So let’s not be too quick to dismiss scanning and linking as part of a healthy brain workout.

Nicholas implies that the quick summaries we find on the Internet lack the depth of longer texts. But good online content succinctly captures the important points and perspectives. That makes it easier to link these golden nuggets to each other, to make sense or even gain insight from the rich range of sources the internet offers.

Well-written content summarized for online reading is not superficial. It spares readers from having to wade through unnecessarily long writing. It’s quite similar to the skill of newspaper writers and editors in summarizing the most important information in the first paragraph. Of the abstracts for academic papers. It’s not new.

Get to the point

The leap to scanning and linking has simply made clear, concise summaries more important than ever. People writing email newsletters, blogs, web sites or anything else that’s read on the screen need to make it easy to grasp the basic essence of their message. In this way, they also make it easier for  readers to mentally link their messages to the main ideas from other sources.

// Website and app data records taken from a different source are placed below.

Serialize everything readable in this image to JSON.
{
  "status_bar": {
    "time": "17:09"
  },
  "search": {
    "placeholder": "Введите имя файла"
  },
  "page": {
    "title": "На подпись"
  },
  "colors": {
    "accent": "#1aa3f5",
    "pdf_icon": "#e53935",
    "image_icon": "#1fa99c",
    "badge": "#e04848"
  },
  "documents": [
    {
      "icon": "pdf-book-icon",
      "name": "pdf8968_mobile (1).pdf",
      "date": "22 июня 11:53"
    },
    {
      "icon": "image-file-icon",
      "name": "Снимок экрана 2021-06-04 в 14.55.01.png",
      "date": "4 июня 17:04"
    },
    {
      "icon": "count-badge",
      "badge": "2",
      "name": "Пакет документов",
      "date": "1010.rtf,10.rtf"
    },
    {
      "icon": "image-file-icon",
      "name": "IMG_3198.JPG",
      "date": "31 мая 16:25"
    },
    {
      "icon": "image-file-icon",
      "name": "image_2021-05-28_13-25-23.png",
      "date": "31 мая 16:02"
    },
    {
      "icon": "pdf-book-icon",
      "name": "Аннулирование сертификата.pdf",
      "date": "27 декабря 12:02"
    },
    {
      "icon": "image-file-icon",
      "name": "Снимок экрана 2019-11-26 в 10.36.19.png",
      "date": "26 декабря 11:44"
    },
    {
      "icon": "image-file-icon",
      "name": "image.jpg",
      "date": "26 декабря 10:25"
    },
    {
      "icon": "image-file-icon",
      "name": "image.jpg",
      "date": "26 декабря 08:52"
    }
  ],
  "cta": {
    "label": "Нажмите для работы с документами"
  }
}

So yes, Nicholas, how we read is changing. But there’s no need to rush to judgment. The couch potatoes passively absorbing laugh-tracked sitcoms or cat photo web sites probably aren’t growing as many brain cells and synapses as the people who are learning Mandarin or analysing DNA sequences.

Get smarter

My answer to the question: Is Google making us stupid? is No.

Maybe Google may help us evolve into smarter beings, providing we don’t abandon other brain-stimulating activities.

In fact, I’ll bet neuroscientists will confirm that people who combine energetic snacking on internet tidbits and focused feasting on long, complex texts will develop bigger, better brains.

What do you think?

Email newsletter tips: free book on planning

Almost every time I start an email newsletter for clients, I wish they had a better understanding of what goes into creating an effective newsletter. So I wrote a free e-book to fill that gap.

It’s simple, practical and packed with information. It makes no assumptions about strategic planning or technical jargon.

From the decades I’ve been writing and editing newsletters, I know that most people start out with great enthusiasm that wanes with time and work. To stay on track, they need a detailed yet flexible plan. The book’s work sheets will help them complete one.

The book will continue to help, as they customize their template and write the kind of content their readers want.

The book is especially valuable for experts who want to build relationships with like-minded people through a knowledge-rich newsletter. Too often experts toil unknown and underappreciated because they don’t know how to make their ideas shine.

7 Steps to Shine Brighter through Electronic Newsletters is where they should start. If this sounds like somebody you know, please send them to http://www.stickycommunication.ca/newsletters-publications.html.

If you’re already an expert on newsletters, please share your opinions and let me know what you think I’ve missed.